Front pages courtesy of the Newseum.

Sunday sampler

Asheville — Despite its bohemian reputation, Asheville has a large population of retirees. So parsing through the facts, myths and politics of Medicare is worthy journalism for the Citizen-Times. “Whether it’s there for everybody tomorrow depends on who’s talking, including the four candidates wanting to represent Western North Carolina in Congress. And finding the truth amid the rhetoric in a presidential election year can prove daunting.” (As usually happens, the facts get buried by the blather of politicians trying to further their own causes.)

 

 

Burlington — Last week, the U.S. Department of Justice said that the Alamance County Sheriff’s Office unlawfully targeted Latinos and demanded action. The Times-News follows up with a reminder that taxpayers will foot the bill if the Sheriff’s Office challenges the DOJ, which is likely to happen. That means, of course, that taxpayers will pay lawyers on both sides! Neat, huh.

 

 

 

 

Charlotte— The Observer and the News & Observer continue their series on hospitals and the cost of medical care, this time looking at what’s called “cost shifting.” “Large nonprofit hospitals in North Carolina are dramatically inflating prices on chemotherapy drugs at a time when they are cornering more of the market on cancer care, an investigation by the Observer and The News & Observer of Raleigh has found….Some of the largest markups are made by nonprofit hospital chains that generate millions of dollars of profit each year and have billions in reserves.”

 

FayettevilleThe Observer continues its indepth examination of mental problems  among returning soldiers and what the military is doing about it. Powerful stuff for anyone who cares about people who have served their country and are now trying to cope.

 

 

 

 

Raleigh — Of course, it shares the hospital story with Charlotte, as it shares this story about where the gubernatorial candidates stand on taxes. In one graphic on the front page is a clue why Pat McCrory is ahead. He’s promising not to raise taxes; McCrory isn’t.

 

 

 

 

 

Wilmington — The Star News writes of a heroin addict’s journey into addiction and her attempts to get out of it. It’s not especially an unusual story, but reporter Brian Freskos tells it in a gripping way.
Thanks to the Newseum for the images.

Sunday sampler

Most of the state’s newspaper front pages I saw continued with stories about either the Democratic National Convention in Charlotte or the presidential race in general. (The Observer, which did a wonderful job covering the convention, can be forgiven with one more front-page centerpiece on how the city dealt with the influx of Democrats. The Statesville Record & Landmark, maybe, but the Winston-Salem Journal? Not sure about that call.)  But there was room for other good enterprising journalism.

Raleigh — Many parents depend on the school bus to get their children to school. Safety is first, of course, but reliability is a close second. And when the bus doesn’t come?

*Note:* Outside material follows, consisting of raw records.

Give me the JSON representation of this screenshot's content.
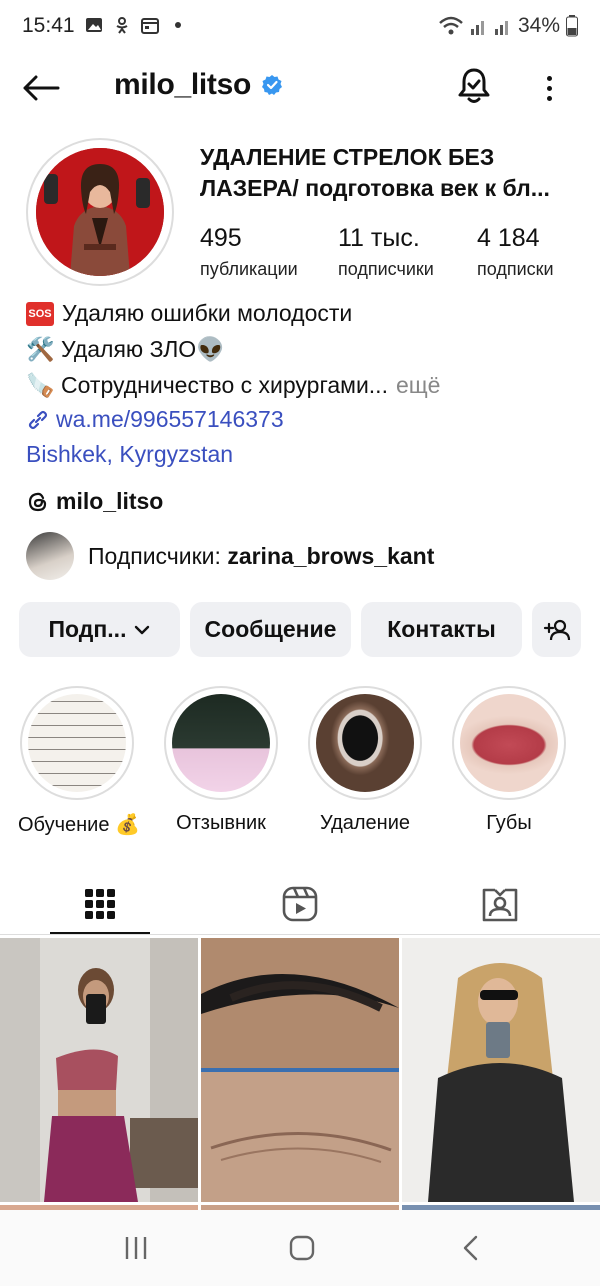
{
  "status_bar": {
    "time": "15:41",
    "battery": "34%",
    "icons": [
      "gallery-icon",
      "ok-icon",
      "calendar-icon",
      "dot-icon",
      "wifi-icon",
      "signal-icon",
      "signal-icon",
      "battery-icon"
    ]
  },
  "header": {
    "username": "milo_litso",
    "verified": true,
    "icons": [
      "back-arrow-icon",
      "bell-icon",
      "more-icon"
    ]
  },
  "profile": {
    "name_line1": "УДАЛЕНИЕ СТРЕЛОК БЕЗ",
    "name_line2": "ЛАЗЕРА/ подготовка век к бл...",
    "stats": [
      {
        "value": "495",
        "label": "публикации"
      },
      {
        "value": "11 тыс.",
        "label": "подписчики"
      },
      {
        "value": "4 184",
        "label": "подписки"
      }
    ]
  },
  "bio": {
    "line1": "Удаляю ошибки молодости",
    "line1_badge": "SOS",
    "line2": "🛠️ Удаляю ЗЛО👽",
    "line3": "🪚 Сотрудничество с хирургами...",
    "more": "ещё",
    "link": "wa.me/996557146373",
    "location": "Bishkek, Kyrgyzstan"
  },
  "threads": {
    "handle": "milo_litso"
  },
  "followers": {
    "prefix": "Подписчики:",
    "user": "zarina_brows_kant"
  },
  "buttons": {
    "follow": "Подп...",
    "message": "Сообщение",
    "contacts": "Контакты"
  },
  "highlights": [
    {
      "label": "Обучение 💰"
    },
    {
      "label": "Отзывник"
    },
    {
      "label": "Удаление"
    },
    {
      "label": "Губы"
    }
  ],
  "tabs": [
    "grid-icon",
    "reels-icon",
    "tagged-icon"
  ],
  "colors": {
    "verified": "#3897f0",
    "link": "#3a4fbf",
    "button_bg": "#eff0f3",
    "avatar_bg": "#c41a1a"
  }
}
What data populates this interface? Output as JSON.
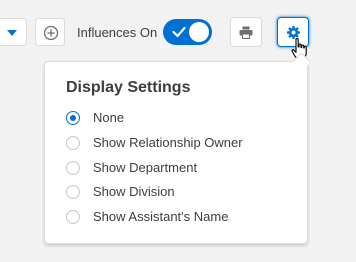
{
  "toolbar": {
    "dropdown_icon": "chevron-down-icon",
    "add_icon": "add-circle-icon",
    "toggle_label": "Influences On",
    "toggle_state": "on",
    "print_icon": "print-icon",
    "settings_icon": "gear-icon"
  },
  "popover": {
    "title": "Display Settings",
    "options": [
      {
        "label": "None",
        "checked": true
      },
      {
        "label": "Show Relationship Owner",
        "checked": false
      },
      {
        "label": "Show Department",
        "checked": false
      },
      {
        "label": "Show Division",
        "checked": false
      },
      {
        "label": "Show Assistant's Name",
        "checked": false
      }
    ]
  },
  "colors": {
    "accent": "#0070d2",
    "text": "#3e3e3c",
    "border": "#dddbda",
    "background": "#f3f2f2"
  }
}
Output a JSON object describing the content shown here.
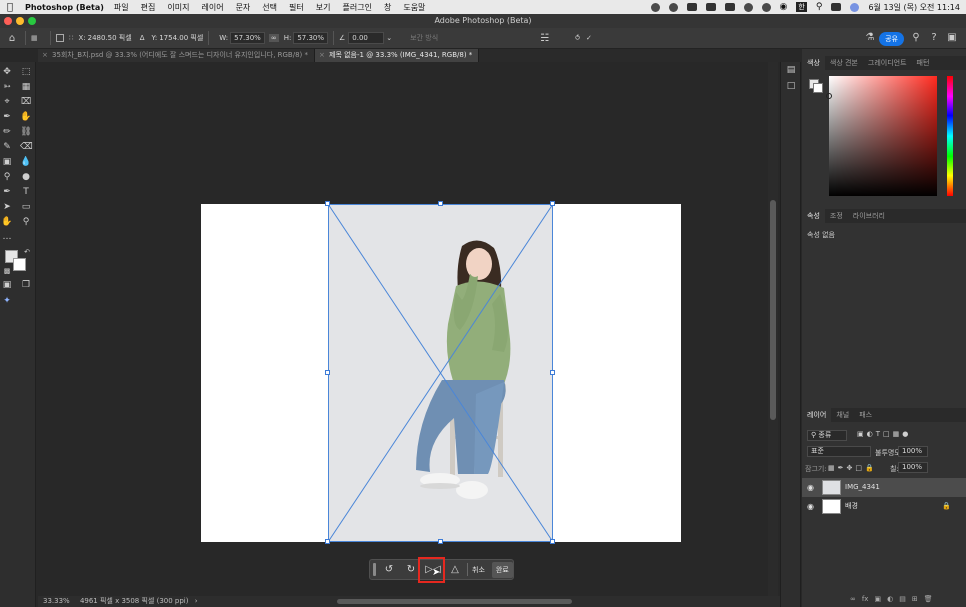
{
  "menubar": {
    "apple_icon": "apple-icon",
    "app_name": "Photoshop (Beta)",
    "items": [
      "파일",
      "편집",
      "이미지",
      "레이어",
      "문자",
      "선택",
      "필터",
      "보기",
      "플러그인",
      "창",
      "도움말"
    ],
    "clock": "6월 13일 (목) 오전 11:14",
    "input_source": "한"
  },
  "window": {
    "title": "Adobe Photoshop (Beta)"
  },
  "options": {
    "x_label": "X:",
    "x_value": "2480.50 픽셀",
    "y_label": "Y:",
    "y_value": "1754.00 픽셀",
    "w_label": "W:",
    "w_value": "57.30%",
    "h_label": "H:",
    "h_value": "57.30%",
    "angle_value": "0.00",
    "interp_label": "보간 방식",
    "share_label": "공유"
  },
  "tabs": [
    {
      "label": "35회차_B지.psd @ 33.3% (어디에도 잘 스며드는 디자이너 유지인입니다, RGB/8) *",
      "active": false
    },
    {
      "label": "제목 없음-1 @ 33.3% (IMG_4341, RGB/8) *",
      "active": true
    }
  ],
  "taskbar": {
    "cancel_label": "취소",
    "done_label": "완료"
  },
  "status": {
    "zoom": "33.33%",
    "doc_info": "4961 픽셀 x 3508 픽셀 (300 ppi)"
  },
  "color_panel": {
    "tabs": [
      "색상",
      "색상 견본",
      "그레이디언트",
      "패턴"
    ]
  },
  "properties_panel": {
    "tabs": [
      "속성",
      "조정",
      "라이브러리"
    ],
    "empty_text": "속성 없음"
  },
  "layers_panel": {
    "tabs": [
      "레이어",
      "채널",
      "패스"
    ],
    "search_placeholder": "종류",
    "blend_mode": "표준",
    "opacity_label": "불투명도:",
    "opacity_value": "100%",
    "lock_label": "잠그기:",
    "fill_label": "칠:",
    "fill_value": "100%",
    "layers": [
      {
        "name": "IMG_4341",
        "selected": true
      },
      {
        "name": "배경",
        "selected": false
      }
    ]
  },
  "colors": {
    "accent": "#1473e6",
    "highlight": "#e5281f",
    "transform_line": "#4a86d8"
  }
}
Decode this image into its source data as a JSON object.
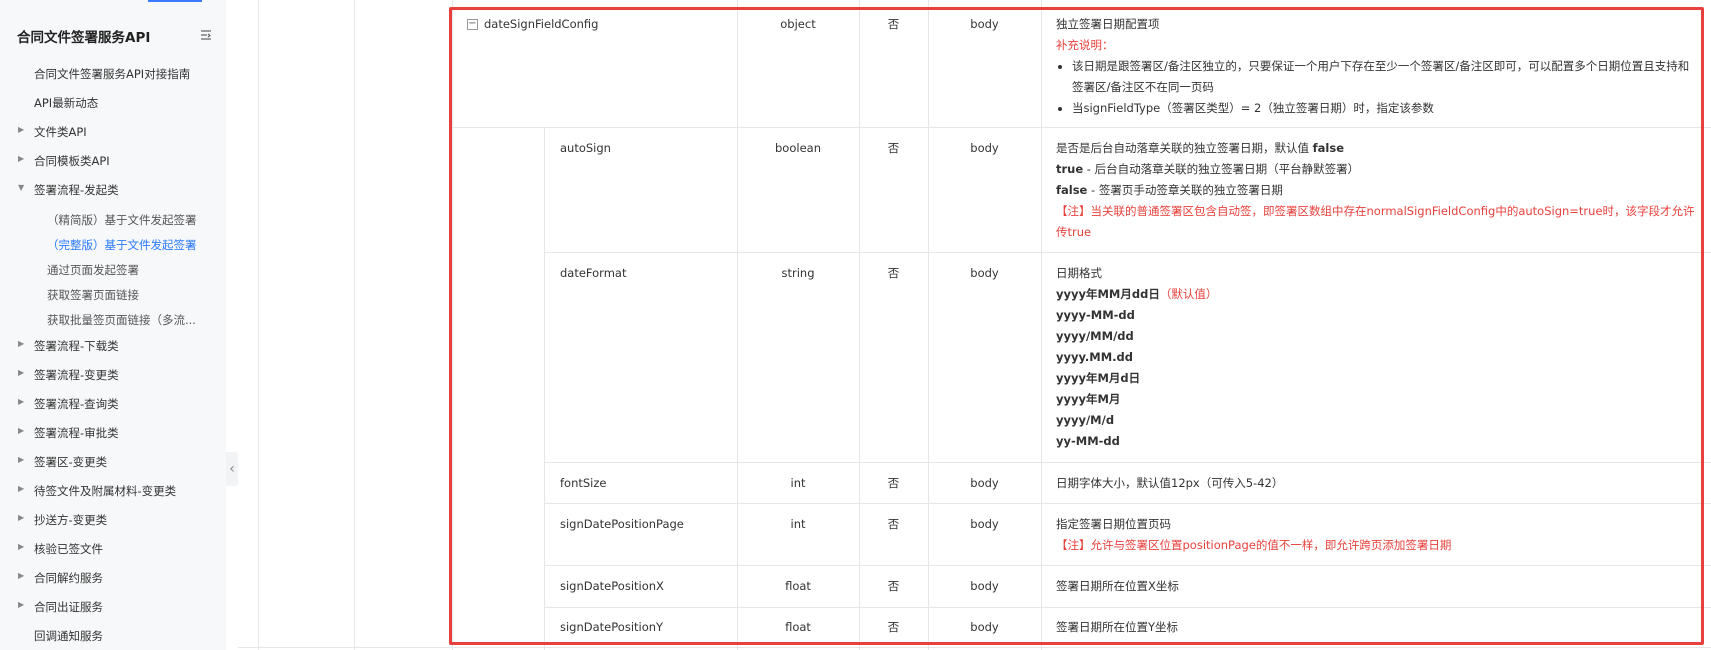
{
  "sidebar": {
    "title": "合同文件签署服务API",
    "items": [
      {
        "label": "合同文件签署服务API对接指南"
      },
      {
        "label": "API最新动态"
      },
      {
        "label": "文件类API"
      },
      {
        "label": "合同模板类API"
      },
      {
        "label": "签署流程-发起类"
      },
      {
        "label": "（精简版）基于文件发起签署"
      },
      {
        "label": "（完整版）基于文件发起签署"
      },
      {
        "label": "通过页面发起签署"
      },
      {
        "label": "获取签署页面链接"
      },
      {
        "label": "获取批量签页面链接（多流..."
      },
      {
        "label": "签署流程-下载类"
      },
      {
        "label": "签署流程-变更类"
      },
      {
        "label": "签署流程-查询类"
      },
      {
        "label": "签署流程-审批类"
      },
      {
        "label": "签署区-变更类"
      },
      {
        "label": "待签文件及附属材料-变更类"
      },
      {
        "label": "抄送方-变更类"
      },
      {
        "label": "核验已签文件"
      },
      {
        "label": "合同解约服务"
      },
      {
        "label": "合同出证服务"
      },
      {
        "label": "回调通知服务"
      }
    ]
  },
  "table": {
    "rows": [
      {
        "name": "dateSignFieldConfig",
        "type": "object",
        "required": "否",
        "location": "body",
        "desc": {
          "line1": "独立签署日期配置项",
          "note_label": "补充说明：",
          "bullet1": "该日期是跟签署区/备注区独立的，只要保证一个用户下存在至少一个签署区/备注区即可，可以配置多个日期位置且支持和签署区/备注区不在同一页码",
          "bullet2": "当signFieldType（签署区类型）= 2（独立签署日期）时，指定该参数"
        }
      },
      {
        "name": "autoSign",
        "type": "boolean",
        "required": "否",
        "location": "body",
        "desc": {
          "line1_prefix": "是否是后台自动落章关联的独立签署日期，默认值 ",
          "line1_bold": "false",
          "line2_bold": "true",
          "line2_rest": " - 后台自动落章关联的独立签署日期（平台静默签署）",
          "line3_bold": "false",
          "line3_rest": " - 签署页手动签章关联的独立签署日期",
          "warn": "【注】当关联的普通签署区包含自动签，即签署区数组中存在normalSignFieldConfig中的autoSign=true时，该字段才允许传true"
        }
      },
      {
        "name": "dateFormat",
        "type": "string",
        "required": "否",
        "location": "body",
        "desc": {
          "line1": "日期格式",
          "formats": [
            "yyyy年MM月dd日",
            "yyyy-MM-dd",
            "yyyy/MM/dd",
            "yyyy.MM.dd",
            "yyyy年M月d日",
            "yyyy年M月",
            "yyyy/M/d",
            "yy-MM-dd"
          ],
          "default_tag": "（默认值）"
        }
      },
      {
        "name": "fontSize",
        "type": "int",
        "required": "否",
        "location": "body",
        "desc": {
          "line1": "日期字体大小，默认值12px（可传入5-42）"
        }
      },
      {
        "name": "signDatePositionPage",
        "type": "int",
        "required": "否",
        "location": "body",
        "desc": {
          "line1": "指定签署日期位置页码",
          "warn": "【注】允许与签署区位置positionPage的值不一样，即允许跨页添加签署日期"
        }
      },
      {
        "name": "signDatePositionX",
        "type": "float",
        "required": "否",
        "location": "body",
        "desc": {
          "line1": "签署日期所在位置X坐标"
        }
      },
      {
        "name": "signDatePositionY",
        "type": "float",
        "required": "否",
        "location": "body",
        "desc": {
          "line1": "签署日期所在位置Y坐标"
        }
      }
    ]
  },
  "colors": {
    "accent": "#2b79ff",
    "highlight": "#e8403c",
    "note_red": "#e8403c"
  }
}
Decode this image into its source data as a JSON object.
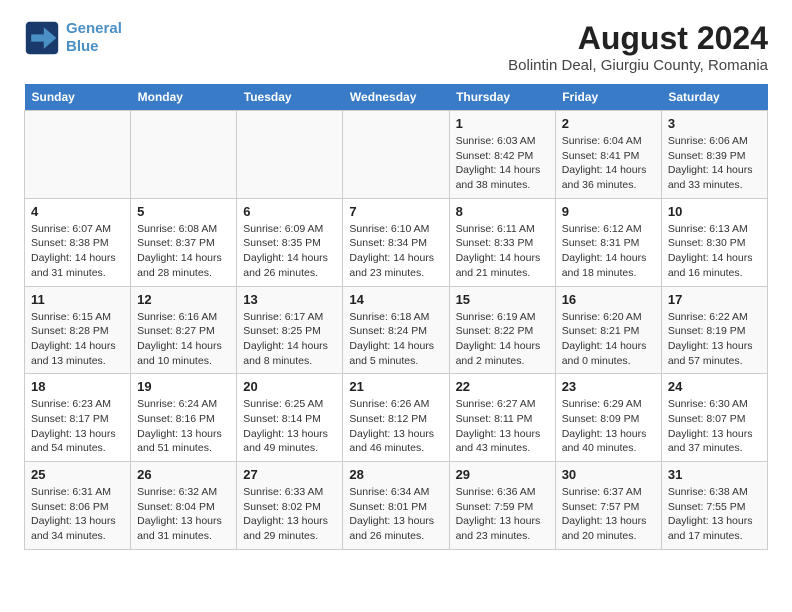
{
  "header": {
    "logo_line1": "General",
    "logo_line2": "Blue",
    "title": "August 2024",
    "subtitle": "Bolintin Deal, Giurgiu County, Romania"
  },
  "weekdays": [
    "Sunday",
    "Monday",
    "Tuesday",
    "Wednesday",
    "Thursday",
    "Friday",
    "Saturday"
  ],
  "weeks": [
    [
      {
        "day": "",
        "info": ""
      },
      {
        "day": "",
        "info": ""
      },
      {
        "day": "",
        "info": ""
      },
      {
        "day": "",
        "info": ""
      },
      {
        "day": "1",
        "info": "Sunrise: 6:03 AM\nSunset: 8:42 PM\nDaylight: 14 hours\nand 38 minutes."
      },
      {
        "day": "2",
        "info": "Sunrise: 6:04 AM\nSunset: 8:41 PM\nDaylight: 14 hours\nand 36 minutes."
      },
      {
        "day": "3",
        "info": "Sunrise: 6:06 AM\nSunset: 8:39 PM\nDaylight: 14 hours\nand 33 minutes."
      }
    ],
    [
      {
        "day": "4",
        "info": "Sunrise: 6:07 AM\nSunset: 8:38 PM\nDaylight: 14 hours\nand 31 minutes."
      },
      {
        "day": "5",
        "info": "Sunrise: 6:08 AM\nSunset: 8:37 PM\nDaylight: 14 hours\nand 28 minutes."
      },
      {
        "day": "6",
        "info": "Sunrise: 6:09 AM\nSunset: 8:35 PM\nDaylight: 14 hours\nand 26 minutes."
      },
      {
        "day": "7",
        "info": "Sunrise: 6:10 AM\nSunset: 8:34 PM\nDaylight: 14 hours\nand 23 minutes."
      },
      {
        "day": "8",
        "info": "Sunrise: 6:11 AM\nSunset: 8:33 PM\nDaylight: 14 hours\nand 21 minutes."
      },
      {
        "day": "9",
        "info": "Sunrise: 6:12 AM\nSunset: 8:31 PM\nDaylight: 14 hours\nand 18 minutes."
      },
      {
        "day": "10",
        "info": "Sunrise: 6:13 AM\nSunset: 8:30 PM\nDaylight: 14 hours\nand 16 minutes."
      }
    ],
    [
      {
        "day": "11",
        "info": "Sunrise: 6:15 AM\nSunset: 8:28 PM\nDaylight: 14 hours\nand 13 minutes."
      },
      {
        "day": "12",
        "info": "Sunrise: 6:16 AM\nSunset: 8:27 PM\nDaylight: 14 hours\nand 10 minutes."
      },
      {
        "day": "13",
        "info": "Sunrise: 6:17 AM\nSunset: 8:25 PM\nDaylight: 14 hours\nand 8 minutes."
      },
      {
        "day": "14",
        "info": "Sunrise: 6:18 AM\nSunset: 8:24 PM\nDaylight: 14 hours\nand 5 minutes."
      },
      {
        "day": "15",
        "info": "Sunrise: 6:19 AM\nSunset: 8:22 PM\nDaylight: 14 hours\nand 2 minutes."
      },
      {
        "day": "16",
        "info": "Sunrise: 6:20 AM\nSunset: 8:21 PM\nDaylight: 14 hours\nand 0 minutes."
      },
      {
        "day": "17",
        "info": "Sunrise: 6:22 AM\nSunset: 8:19 PM\nDaylight: 13 hours\nand 57 minutes."
      }
    ],
    [
      {
        "day": "18",
        "info": "Sunrise: 6:23 AM\nSunset: 8:17 PM\nDaylight: 13 hours\nand 54 minutes."
      },
      {
        "day": "19",
        "info": "Sunrise: 6:24 AM\nSunset: 8:16 PM\nDaylight: 13 hours\nand 51 minutes."
      },
      {
        "day": "20",
        "info": "Sunrise: 6:25 AM\nSunset: 8:14 PM\nDaylight: 13 hours\nand 49 minutes."
      },
      {
        "day": "21",
        "info": "Sunrise: 6:26 AM\nSunset: 8:12 PM\nDaylight: 13 hours\nand 46 minutes."
      },
      {
        "day": "22",
        "info": "Sunrise: 6:27 AM\nSunset: 8:11 PM\nDaylight: 13 hours\nand 43 minutes."
      },
      {
        "day": "23",
        "info": "Sunrise: 6:29 AM\nSunset: 8:09 PM\nDaylight: 13 hours\nand 40 minutes."
      },
      {
        "day": "24",
        "info": "Sunrise: 6:30 AM\nSunset: 8:07 PM\nDaylight: 13 hours\nand 37 minutes."
      }
    ],
    [
      {
        "day": "25",
        "info": "Sunrise: 6:31 AM\nSunset: 8:06 PM\nDaylight: 13 hours\nand 34 minutes."
      },
      {
        "day": "26",
        "info": "Sunrise: 6:32 AM\nSunset: 8:04 PM\nDaylight: 13 hours\nand 31 minutes."
      },
      {
        "day": "27",
        "info": "Sunrise: 6:33 AM\nSunset: 8:02 PM\nDaylight: 13 hours\nand 29 minutes."
      },
      {
        "day": "28",
        "info": "Sunrise: 6:34 AM\nSunset: 8:01 PM\nDaylight: 13 hours\nand 26 minutes."
      },
      {
        "day": "29",
        "info": "Sunrise: 6:36 AM\nSunset: 7:59 PM\nDaylight: 13 hours\nand 23 minutes."
      },
      {
        "day": "30",
        "info": "Sunrise: 6:37 AM\nSunset: 7:57 PM\nDaylight: 13 hours\nand 20 minutes."
      },
      {
        "day": "31",
        "info": "Sunrise: 6:38 AM\nSunset: 7:55 PM\nDaylight: 13 hours\nand 17 minutes."
      }
    ]
  ]
}
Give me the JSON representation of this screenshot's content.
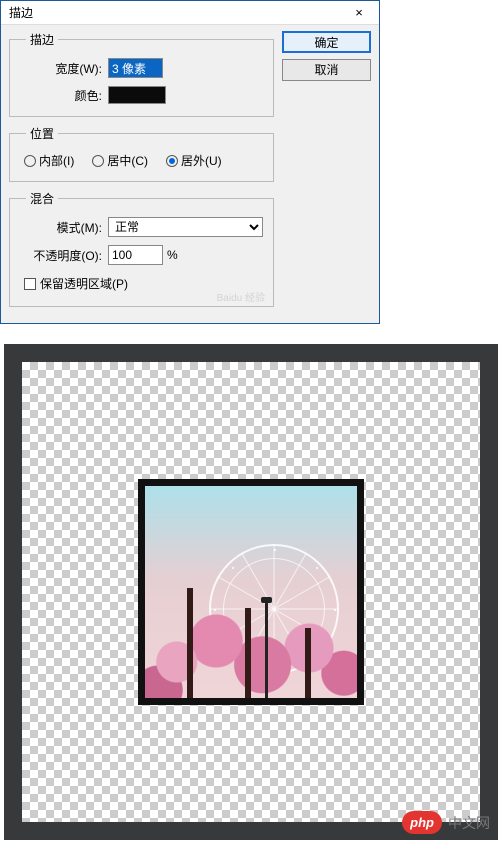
{
  "dialog": {
    "title": "描边",
    "close": "×",
    "stroke": {
      "legend": "描边",
      "width_label": "宽度(W):",
      "width_value": "3 像素",
      "color_label": "颜色:",
      "color_hex": "#0b0b0b"
    },
    "position": {
      "legend": "位置",
      "inside": "内部(I)",
      "center": "居中(C)",
      "outside": "居外(U)",
      "selected": "outside"
    },
    "blend": {
      "legend": "混合",
      "mode_label": "模式(M):",
      "mode_value": "正常",
      "opacity_label": "不透明度(O):",
      "opacity_value": "100",
      "opacity_unit": "%",
      "preserve_label": "保留透明区域(P)",
      "preserve_checked": false
    },
    "buttons": {
      "ok": "确定",
      "cancel": "取消"
    },
    "watermark": "Baidu 经验"
  },
  "footer": {
    "badge": "php",
    "text": "中文网"
  }
}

The N&O explores what it calls the nightmare of missed routes, no buses or overfilled ones.

Fayetteville — The Observer examines what’s being done — not much — about concussions among high school football players. “They’re missing them,” said Dr. Josh Bloom, a former college football player and team physician for the Carolina Hurricanes and USA Baseball. “. I would expect virtually any decent-sized high school team to have likely multiple concussions in a season.”